LED vertical farms are more efficient and productive
Growing urban populations around the world drive food demand, and innovative growing techniques are critical to a sustainable supply of food. Among them, vertical farms that use LED lighting to cultivate crops and control their growth environment have become a solution that can provide fresh food in areas with high population density and lack of water and space resources.
According to reports, the US company Agritech is expanding its vertical farming business across the country.
Another California-based vertical farm company, Plenty, also announced that it will build a new vertical farm in Los Angeles later this year, with the goal of supplying fresh produce to the market by the end of 2020.
It is reported that Plenty just established a new farm in June this year, which can fully control all variables such as climate and light. Compared with traditional outdoor farms, Plenty's vertical farms only need 1% of the land and 5% of the water to grow crops.
Likewise, indoor farming company Fifth Season has announced plans to build the first commercial indoor vertical farm in Pittsburgh, Pennsylvania, USA in early 2020. To date, Fifth Season has raised more than $35 million in funding led by Drive Capital and other private investors close to CMU.
Austin Webb, CEO and co-founder of Fifth Season, said the company has developed a fully integrated and proprietary technology that allows complete control of the hydroponic crop growth process, optimizing key factors such as energy, labor use and crop yield. Under these conditions, the efficiency and production capacity of vertical farms are more than twice that of traditional vertical farms.
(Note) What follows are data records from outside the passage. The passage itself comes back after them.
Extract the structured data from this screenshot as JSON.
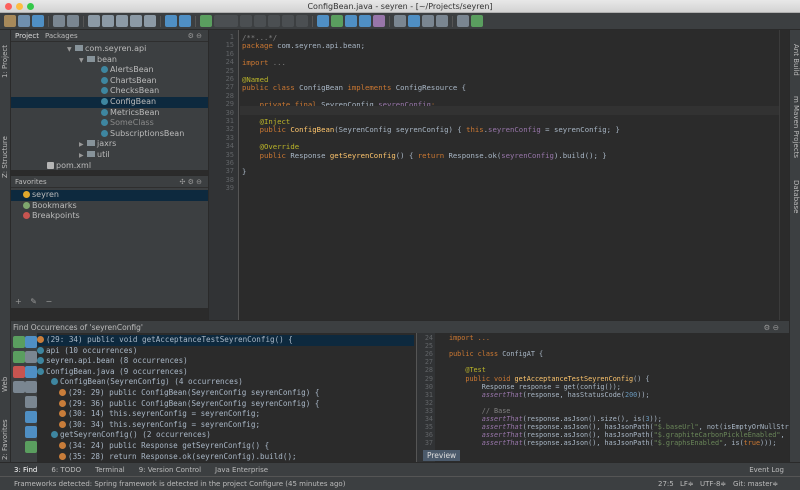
{
  "window": {
    "title": "ConfigBean.java - seyren - [~/Projects/seyren]"
  },
  "project_panel": {
    "tabs": [
      "Project",
      "Packages"
    ],
    "tree": [
      {
        "label": "com.seyren.api",
        "indent": 56,
        "kind": "folder",
        "arrow": "▼"
      },
      {
        "label": "bean",
        "indent": 68,
        "kind": "folder",
        "arrow": "▼"
      },
      {
        "label": "AlertsBean",
        "indent": 90,
        "kind": "class"
      },
      {
        "label": "ChartsBean",
        "indent": 90,
        "kind": "class"
      },
      {
        "label": "ChecksBean",
        "indent": 90,
        "kind": "class"
      },
      {
        "label": "ConfigBean",
        "indent": 90,
        "kind": "class",
        "selected": true
      },
      {
        "label": "MetricsBean",
        "indent": 90,
        "kind": "class"
      },
      {
        "label": "SomeClass",
        "indent": 90,
        "kind": "class",
        "muted": true
      },
      {
        "label": "SubscriptionsBean",
        "indent": 90,
        "kind": "class"
      },
      {
        "label": "jaxrs",
        "indent": 68,
        "kind": "folder",
        "arrow": "▶"
      },
      {
        "label": "util",
        "indent": 68,
        "kind": "folder",
        "arrow": "▶"
      },
      {
        "label": "pom.xml",
        "indent": 36,
        "kind": "file"
      }
    ]
  },
  "favorites_panel": {
    "title": "Favorites",
    "items": [
      {
        "label": "seyren",
        "icon": "star-icon",
        "selected": true
      },
      {
        "label": "Bookmarks",
        "icon": "check-icon"
      },
      {
        "label": "Breakpoints",
        "icon": "breakpoint-icon"
      }
    ]
  },
  "editor": {
    "line_numbers": [
      "1",
      "15",
      "16",
      "24",
      "25",
      "26",
      "27",
      "28",
      "29",
      "30",
      "31",
      "32",
      "33",
      "34",
      "35",
      "36",
      "37",
      "38",
      "39"
    ],
    "lines": [
      [
        {
          "t": "/**...*/",
          "c": "cm"
        }
      ],
      [
        {
          "t": "package ",
          "c": "kw"
        },
        {
          "t": "com.seyren.api.bean;",
          "c": ""
        }
      ],
      [],
      [
        {
          "t": "import ",
          "c": "kw"
        },
        {
          "t": "...",
          "c": "cm"
        }
      ],
      [],
      [
        {
          "t": "@Named",
          "c": "an"
        }
      ],
      [
        {
          "t": "public class ",
          "c": "kw"
        },
        {
          "t": "ConfigBean ",
          "c": ""
        },
        {
          "t": "implements ",
          "c": "kw"
        },
        {
          "t": "ConfigResource {",
          "c": ""
        }
      ],
      [],
      [
        {
          "t": "    private final ",
          "c": "kw"
        },
        {
          "t": "SeyrenConfig ",
          "c": ""
        },
        {
          "t": "seyrenConfig",
          "c": "fld"
        },
        {
          "t": ";",
          "c": "kw"
        }
      ],
      [],
      [
        {
          "t": "    @Inject",
          "c": "an"
        }
      ],
      [
        {
          "t": "    public ",
          "c": "kw"
        },
        {
          "t": "ConfigBean",
          "c": "fn"
        },
        {
          "t": "(SeyrenConfig seyrenConfig) { ",
          "c": ""
        },
        {
          "t": "this",
          "c": "kw"
        },
        {
          "t": ".",
          "c": ""
        },
        {
          "t": "seyrenConfig",
          "c": "fld"
        },
        {
          "t": " = seyrenConfig; }",
          "c": ""
        }
      ],
      [],
      [
        {
          "t": "    @Override",
          "c": "an"
        }
      ],
      [
        {
          "t": "    public ",
          "c": "kw"
        },
        {
          "t": "Response ",
          "c": ""
        },
        {
          "t": "getSeyrenConfig",
          "c": "fn"
        },
        {
          "t": "() { ",
          "c": ""
        },
        {
          "t": "return ",
          "c": "kw"
        },
        {
          "t": "Response.ok(",
          "c": ""
        },
        {
          "t": "seyrenConfig",
          "c": "fld"
        },
        {
          "t": ").build(); }",
          "c": ""
        }
      ],
      [],
      [
        {
          "t": "}",
          "c": ""
        }
      ],
      [],
      []
    ]
  },
  "find_panel": {
    "title": "Find Occurrences of 'seyrenConfig'",
    "rows": [
      {
        "text": "(29: 34) public void getAcceptanceTestSeyrenConfig() {",
        "indent": 0,
        "selected": true
      },
      {
        "text": "api (10 occurrences)",
        "indent": 0
      },
      {
        "text": "seyren.api.bean (8 occurrences)",
        "indent": 0
      },
      {
        "text": "ConfigBean.java (9 occurrences)",
        "indent": 0
      },
      {
        "text": "ConfigBean(SeyrenConfig) (4 occurrences)",
        "indent": 14
      },
      {
        "text": "(29: 29) public ConfigBean(SeyrenConfig seyrenConfig) {",
        "indent": 22
      },
      {
        "text": "(29: 36) public ConfigBean(SeyrenConfig seyrenConfig) {",
        "indent": 22
      },
      {
        "text": "(30: 14) this.seyrenConfig = seyrenConfig;",
        "indent": 22
      },
      {
        "text": "(30: 34) this.seyrenConfig = seyrenConfig;",
        "indent": 22
      },
      {
        "text": "getSeyrenConfig() (2 occurrences)",
        "indent": 14
      },
      {
        "text": "(34: 24) public Response getSeyrenConfig() {",
        "indent": 22
      },
      {
        "text": "(35: 28) return Response.ok(seyrenConfig).build();",
        "indent": 22
      }
    ]
  },
  "preview_panel": {
    "line_numbers": [
      "24",
      "25",
      "26",
      "27",
      "28",
      "29",
      "30",
      "31",
      "32",
      "33",
      "34",
      "35",
      "36",
      "37"
    ],
    "lines": [
      [
        {
          "t": "import ...",
          "c": "kw"
        }
      ],
      [],
      [
        {
          "t": "public class ",
          "c": "kw"
        },
        {
          "t": "ConfigAT {",
          "c": ""
        }
      ],
      [],
      [
        {
          "t": "    @Test",
          "c": "an"
        }
      ],
      [
        {
          "t": "    public void ",
          "c": "kw"
        },
        {
          "t": "getAcceptanceTestSeyrenConfig",
          "c": "fn"
        },
        {
          "t": "() {",
          "c": ""
        }
      ],
      [
        {
          "t": "        Response response = get(config());",
          "c": ""
        }
      ],
      [
        {
          "t": "        ",
          "c": ""
        },
        {
          "t": "assertThat",
          "c": "fi"
        },
        {
          "t": "(response, hasStatusCode(",
          "c": ""
        },
        {
          "t": "200",
          "c": "nm"
        },
        {
          "t": "));",
          "c": ""
        }
      ],
      [],
      [
        {
          "t": "        // Base",
          "c": "cm"
        }
      ],
      [
        {
          "t": "        ",
          "c": ""
        },
        {
          "t": "assertThat",
          "c": "fi"
        },
        {
          "t": "(response.asJson().size(), is(",
          "c": ""
        },
        {
          "t": "3",
          "c": "nm"
        },
        {
          "t": "));",
          "c": ""
        }
      ],
      [
        {
          "t": "        ",
          "c": ""
        },
        {
          "t": "assertThat",
          "c": "fi"
        },
        {
          "t": "(response.asJson(), hasJsonPath(",
          "c": ""
        },
        {
          "t": "\"$.baseUrl\"",
          "c": "st"
        },
        {
          "t": ", not(isEmptyOrNullString())))",
          "c": ""
        }
      ],
      [
        {
          "t": "        ",
          "c": ""
        },
        {
          "t": "assertThat",
          "c": "fi"
        },
        {
          "t": "(response.asJson(), hasJsonPath(",
          "c": ""
        },
        {
          "t": "\"$.graphiteCarbonPickleEnabled\"",
          "c": "st"
        },
        {
          "t": ", is(",
          "c": ""
        },
        {
          "t": "false",
          "c": "kw"
        }
      ],
      [
        {
          "t": "        ",
          "c": ""
        },
        {
          "t": "assertThat",
          "c": "fi"
        },
        {
          "t": "(response.asJson(), hasJsonPath(",
          "c": ""
        },
        {
          "t": "\"$.graphsEnabled\"",
          "c": "st"
        },
        {
          "t": ", is(",
          "c": ""
        },
        {
          "t": "true",
          "c": "kw"
        },
        {
          "t": ")));",
          "c": ""
        }
      ]
    ],
    "tab": "Preview"
  },
  "sidebars": {
    "left_top": [
      "1: Project",
      "Z: Structure"
    ],
    "left_bottom": [
      "Web",
      "2: Favorites"
    ],
    "right": [
      "Ant Build",
      "m Maven Projects",
      "Database"
    ]
  },
  "bottom_tabs": [
    "3: Find",
    "6: TODO",
    "Terminal",
    "9: Version Control",
    "Java Enterprise"
  ],
  "event_log": "Event Log",
  "status": {
    "message": "Frameworks detected: Spring framework is detected in the project Configure (45 minutes ago)",
    "position": "27:5",
    "line_sep": "LF≑",
    "encoding": "UTF-8≑",
    "git": "Git: master≑"
  },
  "colors": {
    "selection": "#0d293e",
    "keyword": "#cc7832",
    "annotation": "#bbb529",
    "method": "#ffc66d",
    "field": "#9876aa"
  }
}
The unprecedented low cost also sets new standards for the industry.
In addition, the company plans to expand its operations in similar-sized cities in the United States.